the OmpR/PhoB subfamily, the recognition helix is completely unobstructed by the regulatory domain.
The structure of DrrD suggests a model for regulation that is fundamentally different than that observed for other response regulators. Rather than a mechanism of regulation involving intra-molecular communication between the regulatory and effector domains within a monomer, the regulation within DrrD, and perhaps other members of the OmpR/PhoB subfamily, appears to occur through inter-molecular interactions. Specifically, activation is proposed to proceed primarily through dimerization of the phosphorylated regulatory domains with the effector domains participating as passive partners.
Chimeric response regulators within the OmpR/PhoB subfamily, involving the regulatory domain of one member attached to the effector domain of another, have been constructed and function well, providing further support for this type of mechanism.

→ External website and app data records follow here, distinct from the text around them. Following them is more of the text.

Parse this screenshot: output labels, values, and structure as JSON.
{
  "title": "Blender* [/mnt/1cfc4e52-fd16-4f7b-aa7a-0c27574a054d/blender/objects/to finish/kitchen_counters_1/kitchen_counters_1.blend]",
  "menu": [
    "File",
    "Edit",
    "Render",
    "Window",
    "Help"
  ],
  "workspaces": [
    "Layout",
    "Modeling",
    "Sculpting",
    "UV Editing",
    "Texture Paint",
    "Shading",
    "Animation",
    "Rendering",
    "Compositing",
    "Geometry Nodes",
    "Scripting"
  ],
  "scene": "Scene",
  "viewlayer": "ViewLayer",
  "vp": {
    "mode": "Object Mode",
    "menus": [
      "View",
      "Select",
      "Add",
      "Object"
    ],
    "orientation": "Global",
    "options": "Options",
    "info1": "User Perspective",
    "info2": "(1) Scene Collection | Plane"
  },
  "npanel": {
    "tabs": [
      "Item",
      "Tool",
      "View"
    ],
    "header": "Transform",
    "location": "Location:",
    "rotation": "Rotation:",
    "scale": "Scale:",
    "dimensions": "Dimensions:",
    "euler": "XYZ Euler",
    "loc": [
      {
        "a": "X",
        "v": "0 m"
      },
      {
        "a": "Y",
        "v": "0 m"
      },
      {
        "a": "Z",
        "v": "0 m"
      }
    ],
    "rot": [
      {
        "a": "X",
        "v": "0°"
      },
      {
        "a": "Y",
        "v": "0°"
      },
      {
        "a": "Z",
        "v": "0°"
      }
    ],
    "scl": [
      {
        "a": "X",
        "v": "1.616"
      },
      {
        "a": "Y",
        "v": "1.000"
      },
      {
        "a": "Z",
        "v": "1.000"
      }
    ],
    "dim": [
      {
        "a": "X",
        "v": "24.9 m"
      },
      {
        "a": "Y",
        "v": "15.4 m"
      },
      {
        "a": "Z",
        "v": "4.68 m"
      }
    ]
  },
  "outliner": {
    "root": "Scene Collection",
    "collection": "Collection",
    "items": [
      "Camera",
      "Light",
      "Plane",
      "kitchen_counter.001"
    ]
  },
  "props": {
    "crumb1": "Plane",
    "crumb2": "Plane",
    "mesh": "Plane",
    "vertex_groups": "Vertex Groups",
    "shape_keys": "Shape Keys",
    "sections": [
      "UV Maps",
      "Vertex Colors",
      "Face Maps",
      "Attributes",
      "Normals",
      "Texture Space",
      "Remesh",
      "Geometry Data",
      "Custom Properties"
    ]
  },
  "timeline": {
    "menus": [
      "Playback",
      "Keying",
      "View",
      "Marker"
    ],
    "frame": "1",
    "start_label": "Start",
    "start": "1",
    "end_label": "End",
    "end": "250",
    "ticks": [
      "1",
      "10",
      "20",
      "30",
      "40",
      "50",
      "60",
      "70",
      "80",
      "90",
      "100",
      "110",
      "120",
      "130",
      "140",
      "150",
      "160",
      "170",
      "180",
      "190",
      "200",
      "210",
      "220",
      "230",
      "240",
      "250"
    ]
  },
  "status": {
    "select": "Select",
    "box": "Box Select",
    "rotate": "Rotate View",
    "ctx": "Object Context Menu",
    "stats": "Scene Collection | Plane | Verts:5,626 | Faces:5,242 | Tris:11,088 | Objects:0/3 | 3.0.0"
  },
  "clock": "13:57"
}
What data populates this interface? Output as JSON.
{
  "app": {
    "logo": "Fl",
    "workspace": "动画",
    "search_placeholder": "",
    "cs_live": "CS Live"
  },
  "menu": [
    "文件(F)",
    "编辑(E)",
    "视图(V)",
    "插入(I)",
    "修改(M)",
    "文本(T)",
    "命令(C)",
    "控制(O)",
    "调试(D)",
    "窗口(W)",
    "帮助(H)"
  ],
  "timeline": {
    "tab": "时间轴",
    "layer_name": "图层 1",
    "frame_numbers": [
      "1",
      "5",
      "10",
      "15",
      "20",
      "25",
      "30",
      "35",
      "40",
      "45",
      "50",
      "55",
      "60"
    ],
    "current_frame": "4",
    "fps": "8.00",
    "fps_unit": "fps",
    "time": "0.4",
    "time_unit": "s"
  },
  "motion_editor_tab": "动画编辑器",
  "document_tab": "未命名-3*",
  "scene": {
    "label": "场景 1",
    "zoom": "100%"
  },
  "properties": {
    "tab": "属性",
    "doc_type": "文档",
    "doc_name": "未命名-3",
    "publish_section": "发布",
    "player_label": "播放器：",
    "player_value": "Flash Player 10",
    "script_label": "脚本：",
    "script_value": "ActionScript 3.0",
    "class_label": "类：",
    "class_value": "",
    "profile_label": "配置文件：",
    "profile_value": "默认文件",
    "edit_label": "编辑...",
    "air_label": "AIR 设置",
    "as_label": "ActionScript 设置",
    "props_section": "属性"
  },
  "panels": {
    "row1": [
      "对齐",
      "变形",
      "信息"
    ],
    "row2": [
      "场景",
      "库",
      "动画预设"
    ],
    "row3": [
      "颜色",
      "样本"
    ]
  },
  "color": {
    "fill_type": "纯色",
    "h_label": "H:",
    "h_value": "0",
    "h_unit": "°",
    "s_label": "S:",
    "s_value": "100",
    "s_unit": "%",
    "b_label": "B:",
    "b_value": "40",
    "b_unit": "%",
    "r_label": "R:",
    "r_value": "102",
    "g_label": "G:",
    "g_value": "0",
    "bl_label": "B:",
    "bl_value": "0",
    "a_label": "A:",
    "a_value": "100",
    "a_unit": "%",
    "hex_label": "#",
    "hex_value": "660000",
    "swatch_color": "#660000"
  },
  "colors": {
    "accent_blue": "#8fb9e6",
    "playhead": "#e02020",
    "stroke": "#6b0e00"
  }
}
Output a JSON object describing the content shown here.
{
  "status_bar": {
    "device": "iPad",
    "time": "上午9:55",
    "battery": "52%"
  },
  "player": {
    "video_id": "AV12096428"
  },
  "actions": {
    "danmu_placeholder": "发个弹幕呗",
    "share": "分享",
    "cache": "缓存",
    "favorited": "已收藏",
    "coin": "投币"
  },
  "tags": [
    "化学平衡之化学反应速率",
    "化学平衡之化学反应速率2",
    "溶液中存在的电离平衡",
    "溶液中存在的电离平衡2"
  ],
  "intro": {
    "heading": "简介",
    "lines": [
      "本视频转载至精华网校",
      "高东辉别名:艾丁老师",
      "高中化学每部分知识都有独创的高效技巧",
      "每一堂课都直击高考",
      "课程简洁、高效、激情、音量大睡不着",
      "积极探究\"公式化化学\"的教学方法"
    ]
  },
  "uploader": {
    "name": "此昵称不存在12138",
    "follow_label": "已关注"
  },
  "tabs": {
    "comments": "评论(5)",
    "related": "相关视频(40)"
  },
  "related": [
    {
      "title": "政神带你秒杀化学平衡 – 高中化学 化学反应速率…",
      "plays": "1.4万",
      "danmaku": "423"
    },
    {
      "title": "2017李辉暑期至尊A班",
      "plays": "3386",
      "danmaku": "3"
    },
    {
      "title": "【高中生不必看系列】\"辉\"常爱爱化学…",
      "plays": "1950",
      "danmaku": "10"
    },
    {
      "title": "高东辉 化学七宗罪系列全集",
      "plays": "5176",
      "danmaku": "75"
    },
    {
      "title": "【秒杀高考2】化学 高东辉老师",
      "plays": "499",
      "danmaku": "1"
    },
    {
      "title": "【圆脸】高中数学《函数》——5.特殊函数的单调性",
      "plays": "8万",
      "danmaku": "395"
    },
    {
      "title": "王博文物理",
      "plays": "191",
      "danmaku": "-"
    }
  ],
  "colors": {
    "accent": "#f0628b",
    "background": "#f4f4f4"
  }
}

These experiments have been performed with a limited number of OmpR/PhoB subfamily members at this point. One of the questions that remains at this time is whether within the subfamily, all members will function by a similar regulatory mechanism or whether within this large family, different members will have different mechanisms of regulation.
This study has indicated that within large structural families, although sequence and structural similarity exist, there may be some very significant differences in the way proteins function and in particular, in the specific protein-protein interaction mechanisms that are being used for regulation in signal transduction proteins.
The people associated with studies of methylesterase CheB were Ganesh Anand, a graduate student who performed the biochemical analyses; and Ann West and Snezana Djordjevic, postdoctoral fellows who determined the structure. The deuterium exchange study was done in collaboration with Betsy Komives at UCSD. The people associated with analyses of the OmpR family transcription factors were Erik Martínez-Hackert and Patricia Harrison-McMonagle, graduate students who determined the structure of the DNA-binding domain and performed the cleavage analysis that allowed us to model the interaction with DNA; and David Buckler, a postdoctoral fellow who determined the structure of the intact OmpR family member, DrrD. Financial support was provided by the NIH and HHMI.